_DIRECTIONS FOR THIS TASK_
Return only how many lines in the data include the string "trends".

[Data about app and page elements]
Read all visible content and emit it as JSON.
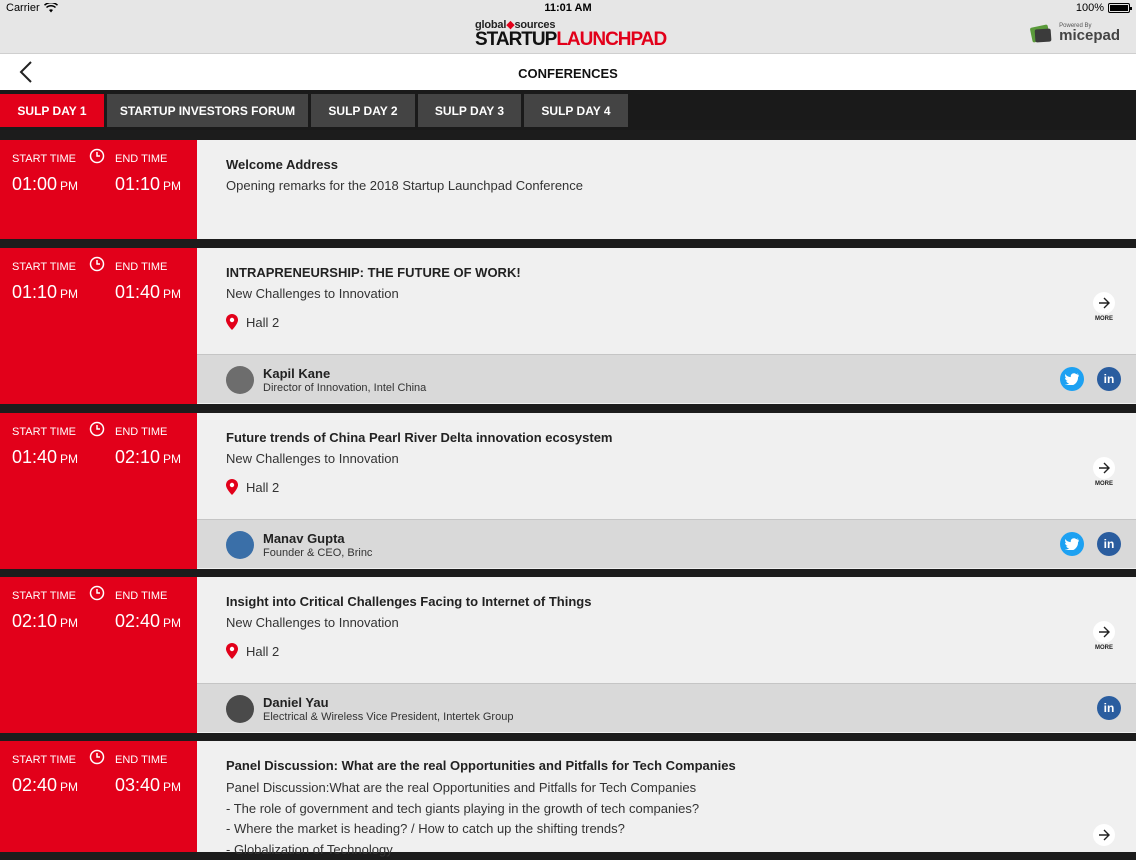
{
  "status_bar": {
    "carrier": "Carrier",
    "time": "11:01 AM",
    "battery": "100%"
  },
  "brand": {
    "small_left": "global",
    "small_right": "sources",
    "startup": "STARTUP",
    "launchpad": "LAUNCHPAD",
    "powered_by": "Powered By",
    "micepad": "micepad"
  },
  "header": {
    "title": "CONFERENCES"
  },
  "tabs": [
    {
      "label": "SULP DAY 1",
      "active": true
    },
    {
      "label": "STARTUP INVESTORS FORUM",
      "active": false
    },
    {
      "label": "SULP DAY 2",
      "active": false
    },
    {
      "label": "SULP DAY 3",
      "active": false
    },
    {
      "label": "SULP DAY 4",
      "active": false
    }
  ],
  "labels": {
    "start_time": "START TIME",
    "end_time": "END TIME",
    "pm": "PM",
    "more": "MORE"
  },
  "sessions": [
    {
      "start": "01:00",
      "end": "01:10",
      "title": "Welcome Address",
      "subtitle": "Opening remarks for the 2018 Startup Launchpad Conference"
    },
    {
      "start": "01:10",
      "end": "01:40",
      "title": "INTRAPRENEURSHIP: THE FUTURE OF WORK!",
      "subtitle": "New Challenges to Innovation",
      "location": "Hall 2",
      "speaker": {
        "name": "Kapil Kane",
        "role": "Director of Innovation, Intel China"
      }
    },
    {
      "start": "01:40",
      "end": "02:10",
      "title": "Future trends of China Pearl River Delta innovation ecosystem",
      "subtitle": "New Challenges to Innovation",
      "location": "Hall 2",
      "speaker": {
        "name": "Manav Gupta",
        "role": "Founder & CEO, Brinc"
      }
    },
    {
      "start": "02:10",
      "end": "02:40",
      "title": "Insight into Critical Challenges Facing to Internet of Things",
      "subtitle": "New Challenges to Innovation",
      "location": "Hall 2",
      "speaker": {
        "name": "Daniel Yau",
        "role": "Electrical & Wireless Vice President, Intertek Group"
      }
    },
    {
      "start": "02:40",
      "end": "03:40",
      "title": "Panel Discussion: What are the real Opportunities and Pitfalls for Tech Companies",
      "lines": [
        "Panel Discussion:What are the real Opportunities and Pitfalls for Tech Companies",
        "- The role of government and tech giants playing in the growth of tech companies?",
        "- Where the market is heading? / How to catch up the shifting trends?",
        "- Globalization of Technology"
      ]
    }
  ],
  "colors": {
    "accent": "#e2001a",
    "twitter": "#1da1f2",
    "linkedin": "#2a5d9f"
  }
}
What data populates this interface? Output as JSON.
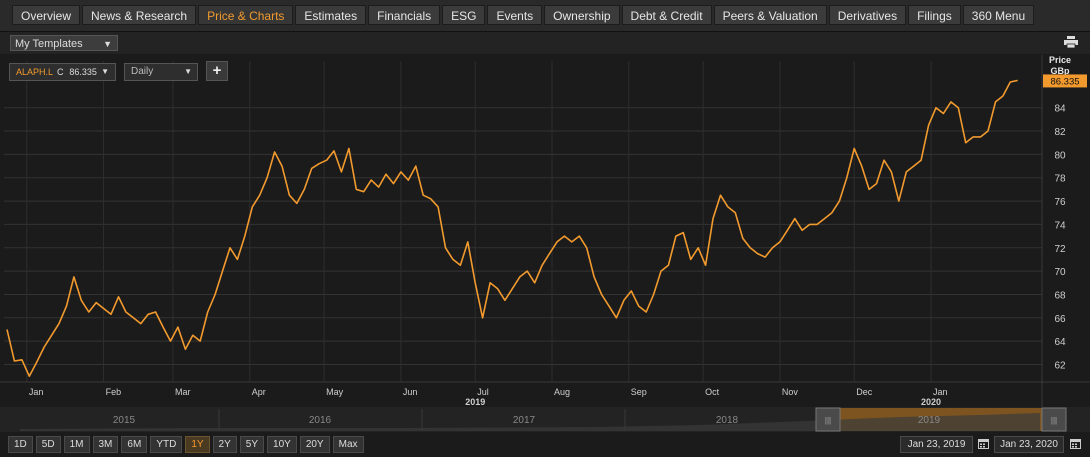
{
  "nav": {
    "tabs": [
      "Overview",
      "News & Research",
      "Price & Charts",
      "Estimates",
      "Financials",
      "ESG",
      "Events",
      "Ownership",
      "Debt & Credit",
      "Peers & Valuation",
      "Derivatives",
      "Filings",
      "360 Menu"
    ],
    "active_index": 2
  },
  "templates": {
    "label": "My Templates"
  },
  "instrument": {
    "symbol": "ALAPH.L",
    "field": "C",
    "value": "86.335",
    "interval": "Daily"
  },
  "axis": {
    "title_line1": "Price",
    "title_line2": "GBp",
    "current_label": "86.335"
  },
  "navigator": {
    "years": [
      "2015",
      "2016",
      "2017",
      "2018",
      "2019"
    ]
  },
  "period_buttons": [
    "1D",
    "5D",
    "1M",
    "3M",
    "6M",
    "YTD",
    "1Y",
    "2Y",
    "5Y",
    "10Y",
    "20Y",
    "Max"
  ],
  "period_active": "1Y",
  "date_range": {
    "start": "Jan 23, 2019",
    "end": "Jan 23, 2020"
  },
  "colors": {
    "series": "#f29a2e",
    "accent": "#f29a2e"
  },
  "chart_data": {
    "type": "line",
    "series": [
      {
        "name": "ALAPH.L",
        "points": [
          [
            1,
            65
          ],
          [
            4,
            62.3
          ],
          [
            7,
            62.4
          ],
          [
            10,
            61
          ],
          [
            13,
            62.2
          ],
          [
            16,
            63.5
          ],
          [
            19,
            64.5
          ],
          [
            22,
            65.5
          ],
          [
            25,
            67
          ],
          [
            28,
            69.5
          ],
          [
            31,
            67.5
          ],
          [
            34,
            66.5
          ],
          [
            37,
            67.3
          ],
          [
            40,
            66.8
          ],
          [
            43,
            66.3
          ],
          [
            46,
            67.8
          ],
          [
            49,
            66.5
          ],
          [
            52,
            66
          ],
          [
            55,
            65.5
          ],
          [
            58,
            66.3
          ],
          [
            61,
            66.5
          ],
          [
            64,
            65.2
          ],
          [
            67,
            64
          ],
          [
            70,
            65.2
          ],
          [
            73,
            63.3
          ],
          [
            76,
            64.5
          ],
          [
            79,
            64
          ],
          [
            82,
            66.5
          ],
          [
            85,
            68
          ],
          [
            88,
            70
          ],
          [
            91,
            72
          ],
          [
            94,
            71
          ],
          [
            97,
            73
          ],
          [
            100,
            75.5
          ],
          [
            103,
            76.5
          ],
          [
            106,
            78
          ],
          [
            109,
            80.2
          ],
          [
            112,
            79
          ],
          [
            115,
            76.5
          ],
          [
            118,
            75.8
          ],
          [
            121,
            77
          ],
          [
            124,
            78.8
          ],
          [
            127,
            79.2
          ],
          [
            130,
            79.5
          ],
          [
            133,
            80.3
          ],
          [
            136,
            78.5
          ],
          [
            139,
            80.5
          ],
          [
            142,
            77
          ],
          [
            145,
            76.8
          ],
          [
            148,
            77.8
          ],
          [
            151,
            77.2
          ],
          [
            154,
            78.3
          ],
          [
            157,
            77.5
          ],
          [
            160,
            78.5
          ],
          [
            163,
            77.8
          ],
          [
            166,
            79
          ],
          [
            169,
            76.5
          ],
          [
            172,
            76.2
          ],
          [
            175,
            75.5
          ],
          [
            178,
            72
          ],
          [
            181,
            71
          ],
          [
            184,
            70.5
          ],
          [
            187,
            72.5
          ],
          [
            190,
            69
          ],
          [
            193,
            66
          ],
          [
            196,
            69
          ],
          [
            199,
            68.5
          ],
          [
            202,
            67.5
          ],
          [
            205,
            68.5
          ],
          [
            208,
            69.5
          ],
          [
            211,
            70
          ],
          [
            214,
            69
          ],
          [
            217,
            70.5
          ],
          [
            220,
            71.5
          ],
          [
            223,
            72.5
          ],
          [
            226,
            73
          ],
          [
            229,
            72.5
          ],
          [
            232,
            73
          ],
          [
            235,
            72
          ],
          [
            238,
            69.5
          ],
          [
            241,
            68
          ],
          [
            244,
            67
          ],
          [
            247,
            66
          ],
          [
            250,
            67.5
          ],
          [
            253,
            68.3
          ],
          [
            256,
            67
          ],
          [
            259,
            66.5
          ],
          [
            262,
            68
          ],
          [
            265,
            70
          ],
          [
            268,
            70.5
          ],
          [
            271,
            73
          ],
          [
            274,
            73.3
          ],
          [
            277,
            71
          ],
          [
            280,
            72
          ],
          [
            283,
            70.5
          ],
          [
            286,
            74.5
          ],
          [
            289,
            76.5
          ],
          [
            292,
            75.5
          ],
          [
            295,
            75
          ],
          [
            298,
            72.8
          ],
          [
            301,
            72
          ],
          [
            304,
            71.5
          ],
          [
            307,
            71.2
          ],
          [
            310,
            72
          ],
          [
            313,
            72.5
          ],
          [
            316,
            73.5
          ],
          [
            319,
            74.5
          ],
          [
            322,
            73.5
          ],
          [
            325,
            74
          ],
          [
            328,
            74
          ],
          [
            331,
            74.5
          ],
          [
            334,
            75
          ],
          [
            337,
            76
          ],
          [
            340,
            78
          ],
          [
            343,
            80.5
          ],
          [
            346,
            79
          ],
          [
            349,
            77
          ],
          [
            352,
            77.5
          ],
          [
            355,
            79.5
          ],
          [
            358,
            78.5
          ],
          [
            361,
            76
          ],
          [
            364,
            78.5
          ],
          [
            367,
            79
          ],
          [
            370,
            79.5
          ],
          [
            373,
            82.5
          ],
          [
            376,
            84
          ],
          [
            379,
            83.5
          ],
          [
            382,
            84.5
          ],
          [
            385,
            84
          ],
          [
            388,
            81
          ],
          [
            391,
            81.5
          ],
          [
            394,
            81.5
          ],
          [
            397,
            82
          ],
          [
            400,
            84.5
          ],
          [
            403,
            85
          ],
          [
            406,
            86.2
          ],
          [
            409,
            86.335
          ]
        ],
        "x_unit": "days since Jan 23, 2019"
      }
    ],
    "x_tick_labels": [
      "Jan",
      "Feb",
      "Mar",
      "Apr",
      "May",
      "Jun",
      "Jul",
      "Aug",
      "Sep",
      "Oct",
      "Nov",
      "Dec",
      "Jan"
    ],
    "x_year_labels": [
      "2019",
      "2020"
    ],
    "y_ticks": [
      62,
      64,
      66,
      68,
      70,
      72,
      74,
      76,
      78,
      80,
      82,
      84
    ],
    "ylim": [
      60.5,
      88
    ],
    "ylabel": "Price GBp",
    "grid": true
  }
}
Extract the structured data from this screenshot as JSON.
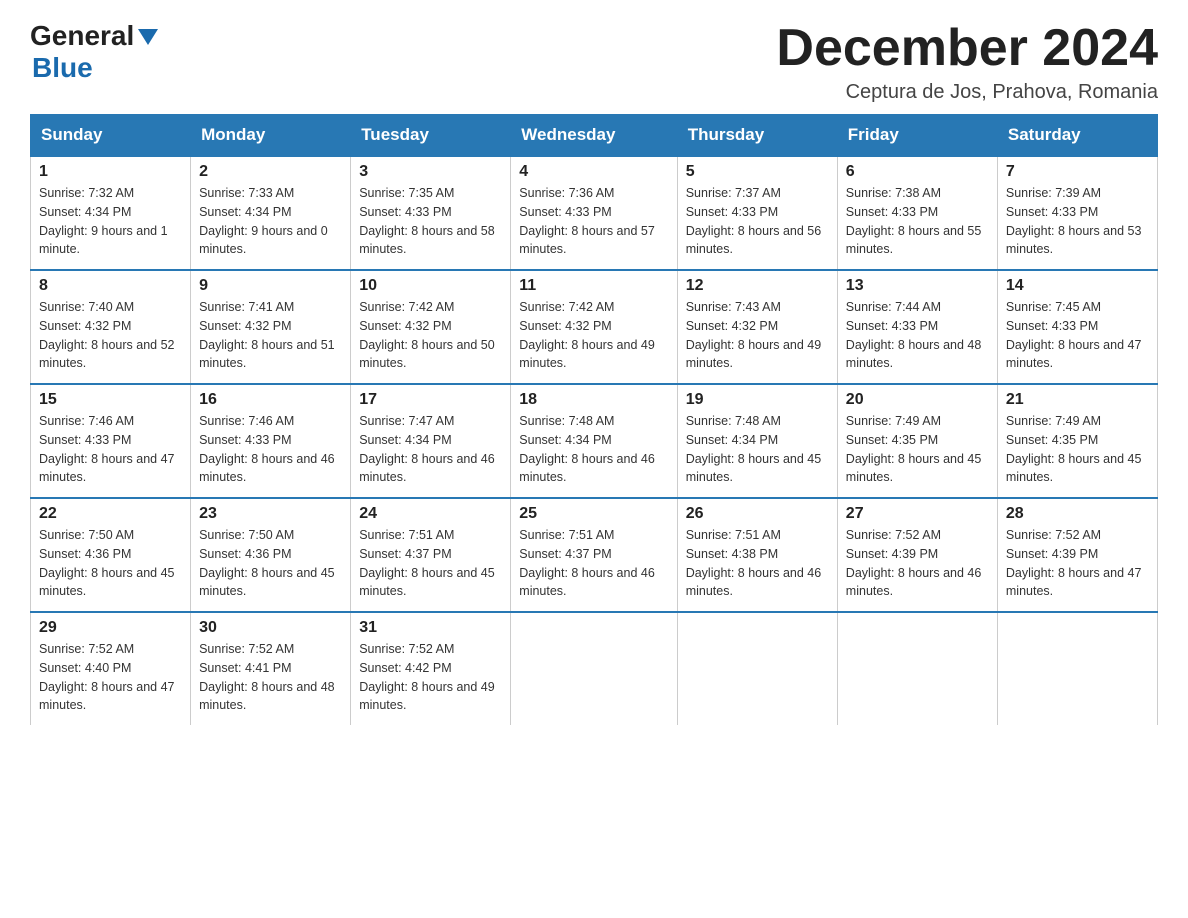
{
  "logo": {
    "text_general": "General",
    "text_blue": "Blue"
  },
  "title": "December 2024",
  "subtitle": "Ceptura de Jos, Prahova, Romania",
  "days_of_week": [
    "Sunday",
    "Monday",
    "Tuesday",
    "Wednesday",
    "Thursday",
    "Friday",
    "Saturday"
  ],
  "weeks": [
    [
      {
        "day": "1",
        "sunrise": "7:32 AM",
        "sunset": "4:34 PM",
        "daylight": "9 hours and 1 minute."
      },
      {
        "day": "2",
        "sunrise": "7:33 AM",
        "sunset": "4:34 PM",
        "daylight": "9 hours and 0 minutes."
      },
      {
        "day": "3",
        "sunrise": "7:35 AM",
        "sunset": "4:33 PM",
        "daylight": "8 hours and 58 minutes."
      },
      {
        "day": "4",
        "sunrise": "7:36 AM",
        "sunset": "4:33 PM",
        "daylight": "8 hours and 57 minutes."
      },
      {
        "day": "5",
        "sunrise": "7:37 AM",
        "sunset": "4:33 PM",
        "daylight": "8 hours and 56 minutes."
      },
      {
        "day": "6",
        "sunrise": "7:38 AM",
        "sunset": "4:33 PM",
        "daylight": "8 hours and 55 minutes."
      },
      {
        "day": "7",
        "sunrise": "7:39 AM",
        "sunset": "4:33 PM",
        "daylight": "8 hours and 53 minutes."
      }
    ],
    [
      {
        "day": "8",
        "sunrise": "7:40 AM",
        "sunset": "4:32 PM",
        "daylight": "8 hours and 52 minutes."
      },
      {
        "day": "9",
        "sunrise": "7:41 AM",
        "sunset": "4:32 PM",
        "daylight": "8 hours and 51 minutes."
      },
      {
        "day": "10",
        "sunrise": "7:42 AM",
        "sunset": "4:32 PM",
        "daylight": "8 hours and 50 minutes."
      },
      {
        "day": "11",
        "sunrise": "7:42 AM",
        "sunset": "4:32 PM",
        "daylight": "8 hours and 49 minutes."
      },
      {
        "day": "12",
        "sunrise": "7:43 AM",
        "sunset": "4:32 PM",
        "daylight": "8 hours and 49 minutes."
      },
      {
        "day": "13",
        "sunrise": "7:44 AM",
        "sunset": "4:33 PM",
        "daylight": "8 hours and 48 minutes."
      },
      {
        "day": "14",
        "sunrise": "7:45 AM",
        "sunset": "4:33 PM",
        "daylight": "8 hours and 47 minutes."
      }
    ],
    [
      {
        "day": "15",
        "sunrise": "7:46 AM",
        "sunset": "4:33 PM",
        "daylight": "8 hours and 47 minutes."
      },
      {
        "day": "16",
        "sunrise": "7:46 AM",
        "sunset": "4:33 PM",
        "daylight": "8 hours and 46 minutes."
      },
      {
        "day": "17",
        "sunrise": "7:47 AM",
        "sunset": "4:34 PM",
        "daylight": "8 hours and 46 minutes."
      },
      {
        "day": "18",
        "sunrise": "7:48 AM",
        "sunset": "4:34 PM",
        "daylight": "8 hours and 46 minutes."
      },
      {
        "day": "19",
        "sunrise": "7:48 AM",
        "sunset": "4:34 PM",
        "daylight": "8 hours and 45 minutes."
      },
      {
        "day": "20",
        "sunrise": "7:49 AM",
        "sunset": "4:35 PM",
        "daylight": "8 hours and 45 minutes."
      },
      {
        "day": "21",
        "sunrise": "7:49 AM",
        "sunset": "4:35 PM",
        "daylight": "8 hours and 45 minutes."
      }
    ],
    [
      {
        "day": "22",
        "sunrise": "7:50 AM",
        "sunset": "4:36 PM",
        "daylight": "8 hours and 45 minutes."
      },
      {
        "day": "23",
        "sunrise": "7:50 AM",
        "sunset": "4:36 PM",
        "daylight": "8 hours and 45 minutes."
      },
      {
        "day": "24",
        "sunrise": "7:51 AM",
        "sunset": "4:37 PM",
        "daylight": "8 hours and 45 minutes."
      },
      {
        "day": "25",
        "sunrise": "7:51 AM",
        "sunset": "4:37 PM",
        "daylight": "8 hours and 46 minutes."
      },
      {
        "day": "26",
        "sunrise": "7:51 AM",
        "sunset": "4:38 PM",
        "daylight": "8 hours and 46 minutes."
      },
      {
        "day": "27",
        "sunrise": "7:52 AM",
        "sunset": "4:39 PM",
        "daylight": "8 hours and 46 minutes."
      },
      {
        "day": "28",
        "sunrise": "7:52 AM",
        "sunset": "4:39 PM",
        "daylight": "8 hours and 47 minutes."
      }
    ],
    [
      {
        "day": "29",
        "sunrise": "7:52 AM",
        "sunset": "4:40 PM",
        "daylight": "8 hours and 47 minutes."
      },
      {
        "day": "30",
        "sunrise": "7:52 AM",
        "sunset": "4:41 PM",
        "daylight": "8 hours and 48 minutes."
      },
      {
        "day": "31",
        "sunrise": "7:52 AM",
        "sunset": "4:42 PM",
        "daylight": "8 hours and 49 minutes."
      },
      null,
      null,
      null,
      null
    ]
  ]
}
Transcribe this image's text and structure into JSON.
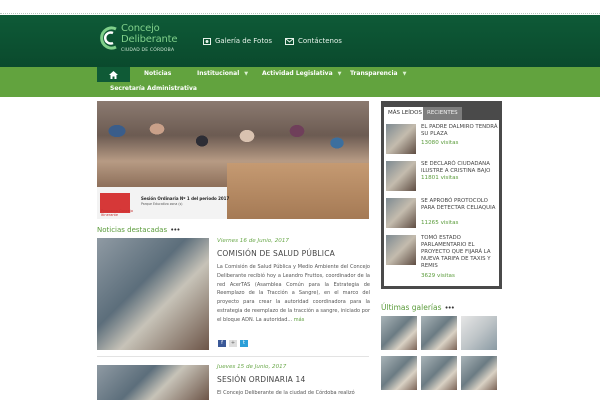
{
  "header": {
    "logo_line1": "Concejo",
    "logo_line2": "Deliberante",
    "logo_line3": "CIUDAD DE CÓRDOBA",
    "link_gallery": "Galería de Fotos",
    "link_contact": "Contáctenos"
  },
  "nav": {
    "items": [
      {
        "label": "Noticias",
        "has_dropdown": false
      },
      {
        "label": "Institucional",
        "has_dropdown": true
      },
      {
        "label": "Actividad Legislativa",
        "has_dropdown": true
      },
      {
        "label": "Transparencia",
        "has_dropdown": true
      },
      {
        "label": "Secretaría Administrativa",
        "has_dropdown": false
      }
    ]
  },
  "hero": {
    "caption_title": "Sesión Ordinaria Nº 1 del periodo 2017",
    "caption_sub": "Parque Educativo zona (s)",
    "caption_logo": "Programa Concejo Itinerante"
  },
  "news": {
    "section_title": "Noticias destacadas",
    "articles": [
      {
        "date": "Viernes 16 de Junio, 2017",
        "title": "COMISIÓN DE SALUD PÚBLICA",
        "text": "La Comisión de Salud Pública y Medio Ambiente del Concejo Deliberante recibió hoy a Leandro Fruttos, coordinador de la red AcerTAS (Asamblea Común para la Estrategia de Reemplazo de la Tracción a Sangre), en el marco del proyecto para crear la autoridad coordinadora para la estrategia de reemplazo de la tracción a sangre, iniciado por el bloque ADN. La autoridad...",
        "more": "más"
      },
      {
        "date": "Jueves 15 de Junio, 2017",
        "title": "SESIÓN ORDINARIA 14",
        "text": "El Concejo Deliberante de la ciudad de Córdoba realizó"
      }
    ],
    "share": [
      "f",
      "+",
      "t"
    ]
  },
  "sidebar": {
    "tab_active": "MÁS LEÍDOS",
    "tab_inactive": "RECIENTES",
    "items": [
      {
        "title": "EL PADRE DALMIRO TENDRÁ SU PLAZA",
        "views": "13080 visitas"
      },
      {
        "title": "SE DECLARÓ CIUDADANA ILUSTRE A CRISTINA BAJO",
        "views": "11801 visitas"
      },
      {
        "title": "SE APROBÓ PROTOCOLO PARA DETECTAR CELIAQUIA",
        "views": "11265 visitas"
      },
      {
        "title": "TOMÓ ESTADO PARLAMENTARIO EL PROYECTO QUE FIJARÁ LA NUEVA TARIFA DE TAXIS Y REMIS",
        "views": "3629 visitas"
      }
    ]
  },
  "galleries": {
    "title": "Últimas galerías"
  },
  "colors": {
    "header_green": "#0e5a37",
    "nav_green": "#62a33e",
    "accent_green": "#5a9b3a"
  }
}
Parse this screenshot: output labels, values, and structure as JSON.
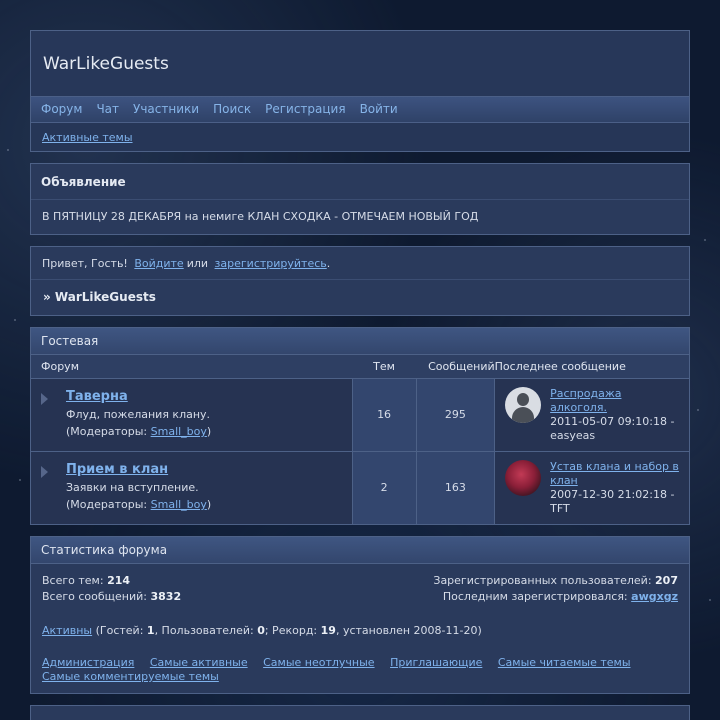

_TASK OUTPUT_
2